Weathering the storm: Keys to resiliency in MRO

By Ken Ameika

It’s no secret that COVID-19 has adversely affected the airline industry, and consequently the MRO and test cell markets. But the impacts are nuanced.  Commercial aircraft utilization is way down; meanwhile, freight carrier business is expanding markedly. Operators are spending less; but they still have needs, which often require quick turnaround.

It’s been hard for many. But there’s good news: COVID provided lessons that we can all use to make our businesses, or our careers, more resilient to the next major disruption.

Diversify Your Business

Commercial passenger traffic—or the lack thereof—led to a dramatic decline in need for engine maintenance, repair and overhaul. Airline passenger traffic plummeted 67% in 2020, wiping out 21 years of growth, according to the analytics firm Cirium.

Those serving the commercial sector exclusively were devastated as the backlog for servicing the CFM56-3, -5, and -7 family of engines—the bread and butter of MRO—dried up.

Then what happened? As potential airline passengers stayed home, they began ordering personal and business supplies from online vendors in record amounts. Their bodies weren’t in the skies, but their packages were. While freight utilization went through the roof, the larger CF6-80 and PW-4000 engines
sustained the MRO market.

The takeaway: It pays to be well-diversified.

My employer, MTI Instruments, has a foothold in multiple sectors and was therefore able to come out of the pandemic on solid ground. If your business has the potential to serve multiple sectors of aviation, now is the time to put a plan into action. Start marketing your products and services to the specific needs of commercial, freight, military or OEM.

Eye on Agility

The fact is, we’re still dealing with massive uncertainty. Even well-diversified companies will be in trouble if freight utilization plateaus and commercial doesn’t rebound as expected.

That has led, anecdotally, to an increased pressure for carriers to keep their existing fleets intact with maximum availability. That postponement of new aircraft purchases means greater demand on the current planes with minimal downtime.

That pressure flows downstream to MRO vendors. Due to COVID, many business models have shifted to a distributed, rather than a centralized, work environment. Service takes longer because MROs are operating with limited staff. And as we know, maintenance in the hangar means grounding an airplane
for days or even weeks and brings with it significant costs, including lost flight time.

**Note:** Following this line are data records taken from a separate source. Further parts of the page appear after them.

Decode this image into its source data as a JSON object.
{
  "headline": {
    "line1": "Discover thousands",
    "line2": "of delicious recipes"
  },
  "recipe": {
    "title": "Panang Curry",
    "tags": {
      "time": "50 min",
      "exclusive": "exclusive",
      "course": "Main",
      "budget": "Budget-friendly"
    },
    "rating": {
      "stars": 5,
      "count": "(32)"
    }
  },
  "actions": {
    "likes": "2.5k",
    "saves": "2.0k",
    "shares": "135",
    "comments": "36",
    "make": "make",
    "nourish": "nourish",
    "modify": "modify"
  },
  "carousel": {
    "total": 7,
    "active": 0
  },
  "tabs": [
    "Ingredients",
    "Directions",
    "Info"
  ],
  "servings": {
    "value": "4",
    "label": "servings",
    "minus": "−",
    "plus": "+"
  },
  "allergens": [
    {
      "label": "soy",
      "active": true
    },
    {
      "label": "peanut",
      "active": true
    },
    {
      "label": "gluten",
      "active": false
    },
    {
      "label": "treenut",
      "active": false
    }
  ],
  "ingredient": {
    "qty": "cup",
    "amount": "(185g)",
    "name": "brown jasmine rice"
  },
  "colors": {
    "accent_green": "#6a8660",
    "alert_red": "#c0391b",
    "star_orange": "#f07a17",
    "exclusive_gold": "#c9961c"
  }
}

That’s where agility comes into play. Carriers need their MRO suppliers to provide innovations that will get those planes back into service quickly. The companies that can adapt on the fly to deliver cost-saving solutions—such as fully portable, on-wing diagnostic services—will have an advantage over their peers.

It will pay to be agile. Even though MRO groups generally prefer to perform a full engine overhaul, in today’s climate, an MRO that is willing to overhaul just a section of an engine—such as a “hot section” or a fan assembly—will be rewarded by the cost-sensitive operator.

Customer Comes First

MROs also need to adapt their internal operations while keeping the customer’s needs top of mind.

Many operators in the age of COVID have also been reluctant to make large-scale budgetary decisions, which means that when an MRO need emerges, it’s often last-minute.

Within MTI Instruments, we have attempted to help our customers through difficult times by stepping up our delivery schedule of new equipment and calibrations of PBS-4100+ and support equipment.  Further, MTI Instruments started providing remote training and prompt remote support as it became apparent during this pandemic that when assistance is needed, it is usually while our customers are under scheduling and personnel distress.

MROs have to deliver for their carriers, period. The partners who are dependable—and adaptable—when times are good will get the phone calls, even if sparse, when times are bad.

Looking Up

As I write this, there are encouraging signs for the MRO and test cell markets.

Some U.S. airports have seen a 60- to 70-percent recovery in passenger volume in March 2021. That number will get higher as more of the population is vaccinated against COVID-19. Commercial ticket prices are starting to tick up—another signal that demand is on the rebound.

And once international travel is back to normal, spending on commercial MRO will follow. I expect that recovery to be relatively quick, perhaps even by late 2021.

That is good news for all of us in the short term.

For the long term, working diversification, agility and a customer-first approach into your business plan will be key to making it through any turbulence ahead.

Ken Ameika is the executive director of global sales at MTI Instruments.